White House Responds to Brazilian Tariff Questions

Cindy Zimmerman

Ethanol groups expressed concern and Senator Chuck Grassley (R-IA) called for clarification this week on the White House’s position regarding the U.S. tariff on imported ethanol after a statement in favor of lifting the tariff was made by the President’s nominee for ambassador to Brazil.

Chuck GrassleyDuring his confirmation process, ambassador nominee Thomas Shannon said that removing the tariff would be “beneficial,” however as the official voice of the United States in Brazil, Shannon also stated that he will support the position of the Obama Administration.

“As a senator and as a presidential candidate, President Obama supported keeping the U.S. tariff on imported ethanol,” Grassley said. “It’s important to know whether the Administration’s position has changed before this nomination goes forward.”

In response, the White House issued a statement yesterday regarding the administration’s position on the ethanol tariff:

“The Obama Administration is committed to developing our domestic biofuels industry, and to help the international market for biofuels grow. Biofuels are an important renewable energy resource, which will help diversify our energy matrix and reduce our dependence on imported oil.

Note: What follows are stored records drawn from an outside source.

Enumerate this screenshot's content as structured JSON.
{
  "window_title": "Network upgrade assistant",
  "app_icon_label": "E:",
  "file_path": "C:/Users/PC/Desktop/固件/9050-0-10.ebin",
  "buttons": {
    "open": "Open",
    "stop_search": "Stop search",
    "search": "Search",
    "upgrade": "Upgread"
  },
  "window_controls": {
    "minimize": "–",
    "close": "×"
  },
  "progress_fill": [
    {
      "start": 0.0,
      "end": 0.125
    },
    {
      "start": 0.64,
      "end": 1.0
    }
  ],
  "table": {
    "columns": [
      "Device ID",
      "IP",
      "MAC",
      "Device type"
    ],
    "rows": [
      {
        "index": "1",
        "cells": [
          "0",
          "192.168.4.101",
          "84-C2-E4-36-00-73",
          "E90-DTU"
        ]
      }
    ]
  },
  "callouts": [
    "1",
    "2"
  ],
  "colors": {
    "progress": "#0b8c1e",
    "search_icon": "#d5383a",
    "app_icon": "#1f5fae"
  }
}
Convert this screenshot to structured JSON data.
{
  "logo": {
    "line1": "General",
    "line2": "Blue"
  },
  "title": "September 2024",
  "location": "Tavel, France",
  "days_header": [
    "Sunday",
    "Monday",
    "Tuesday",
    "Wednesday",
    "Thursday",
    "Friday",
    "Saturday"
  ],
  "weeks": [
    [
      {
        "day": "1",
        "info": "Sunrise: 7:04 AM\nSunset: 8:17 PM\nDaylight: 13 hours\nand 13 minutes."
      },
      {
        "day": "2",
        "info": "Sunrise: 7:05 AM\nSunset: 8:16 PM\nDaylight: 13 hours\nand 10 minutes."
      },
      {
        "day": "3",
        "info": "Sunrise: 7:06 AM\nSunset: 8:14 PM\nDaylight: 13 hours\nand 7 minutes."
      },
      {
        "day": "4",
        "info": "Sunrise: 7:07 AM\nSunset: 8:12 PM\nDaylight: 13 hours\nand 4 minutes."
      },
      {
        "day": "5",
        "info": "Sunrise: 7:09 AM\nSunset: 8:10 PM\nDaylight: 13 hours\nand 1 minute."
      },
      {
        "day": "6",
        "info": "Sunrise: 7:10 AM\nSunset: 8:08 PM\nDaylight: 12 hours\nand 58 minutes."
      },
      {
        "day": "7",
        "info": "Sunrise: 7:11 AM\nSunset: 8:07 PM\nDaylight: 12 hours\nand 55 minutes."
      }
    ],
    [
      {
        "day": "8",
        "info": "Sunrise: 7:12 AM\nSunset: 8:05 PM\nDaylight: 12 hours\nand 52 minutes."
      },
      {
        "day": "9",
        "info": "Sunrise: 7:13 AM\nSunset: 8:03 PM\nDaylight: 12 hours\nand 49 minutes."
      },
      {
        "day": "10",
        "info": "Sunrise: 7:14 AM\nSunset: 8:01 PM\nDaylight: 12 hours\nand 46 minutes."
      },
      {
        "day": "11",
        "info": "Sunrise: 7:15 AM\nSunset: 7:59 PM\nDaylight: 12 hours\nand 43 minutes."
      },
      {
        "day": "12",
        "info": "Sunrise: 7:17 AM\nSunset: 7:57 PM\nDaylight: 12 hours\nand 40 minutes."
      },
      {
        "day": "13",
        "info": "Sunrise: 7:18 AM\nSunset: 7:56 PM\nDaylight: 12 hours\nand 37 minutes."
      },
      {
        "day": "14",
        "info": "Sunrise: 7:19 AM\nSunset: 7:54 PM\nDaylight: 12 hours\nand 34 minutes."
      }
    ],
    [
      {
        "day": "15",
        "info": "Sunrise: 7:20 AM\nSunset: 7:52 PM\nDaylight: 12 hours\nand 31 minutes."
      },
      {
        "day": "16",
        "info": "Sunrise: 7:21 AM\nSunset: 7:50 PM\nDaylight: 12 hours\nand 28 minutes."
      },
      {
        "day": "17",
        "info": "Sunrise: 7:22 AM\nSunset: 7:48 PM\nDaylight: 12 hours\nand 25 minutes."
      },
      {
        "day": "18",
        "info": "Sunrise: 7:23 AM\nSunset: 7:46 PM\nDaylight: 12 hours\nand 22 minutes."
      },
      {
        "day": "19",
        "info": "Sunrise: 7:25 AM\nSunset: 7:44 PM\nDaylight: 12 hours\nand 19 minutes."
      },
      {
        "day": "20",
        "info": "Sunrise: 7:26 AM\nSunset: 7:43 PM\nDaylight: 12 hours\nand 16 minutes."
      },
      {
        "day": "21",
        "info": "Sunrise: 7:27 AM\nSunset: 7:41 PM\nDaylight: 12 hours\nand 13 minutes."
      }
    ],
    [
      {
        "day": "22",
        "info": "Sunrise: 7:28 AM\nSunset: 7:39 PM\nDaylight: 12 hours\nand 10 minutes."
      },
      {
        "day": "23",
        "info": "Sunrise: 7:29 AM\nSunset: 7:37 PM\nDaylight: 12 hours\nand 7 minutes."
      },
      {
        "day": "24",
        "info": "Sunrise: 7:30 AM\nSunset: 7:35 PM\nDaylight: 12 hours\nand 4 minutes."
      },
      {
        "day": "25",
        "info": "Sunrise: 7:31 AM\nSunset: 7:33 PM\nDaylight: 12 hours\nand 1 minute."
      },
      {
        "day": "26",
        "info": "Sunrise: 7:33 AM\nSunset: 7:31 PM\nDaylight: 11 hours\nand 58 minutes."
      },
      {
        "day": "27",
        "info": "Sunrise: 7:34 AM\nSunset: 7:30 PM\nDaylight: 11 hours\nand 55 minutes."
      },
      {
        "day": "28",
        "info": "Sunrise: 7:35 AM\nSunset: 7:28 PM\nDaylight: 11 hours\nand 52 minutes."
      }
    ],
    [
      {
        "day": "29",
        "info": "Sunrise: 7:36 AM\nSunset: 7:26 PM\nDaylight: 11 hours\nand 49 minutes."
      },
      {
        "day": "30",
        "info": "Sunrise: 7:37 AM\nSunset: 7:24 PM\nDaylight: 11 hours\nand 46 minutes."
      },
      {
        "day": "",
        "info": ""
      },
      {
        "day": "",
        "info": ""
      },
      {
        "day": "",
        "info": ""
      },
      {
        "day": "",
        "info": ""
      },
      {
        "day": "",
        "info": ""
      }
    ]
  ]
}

Regarding the U.S. tariff on Brazilian ethanol, the administration has no plans to change it.”

Both the Renewable Fuels Association and Growth Energy expressed concern and confusion over Shannon’s statements. “During his tenure in the U.S. Senate and as a presidential candidate, President Obama has been a strong supporter of America’s evolving ethanol industry,” said RFA President Bob Dinneen. “Removing the tariff would have a chilling impact on the development of next generation technologies and unfairly require Americans to subsidize foreign industry.”

Growth Energy CEO Tom Buis was pleased to see the quick response from the White House. “We applaud the Obama administration for reinforcing its commitment to homegrown ethanol,” Buis said in a statement. “Keeping the tariff on Brazilian ethanol will ensure the development of a domestic renewable fuel industry, which creates green collar jobs, reduces our dependence on foreign oil, strengthens our national security, and improves the environment.”

Ethanol, Government, International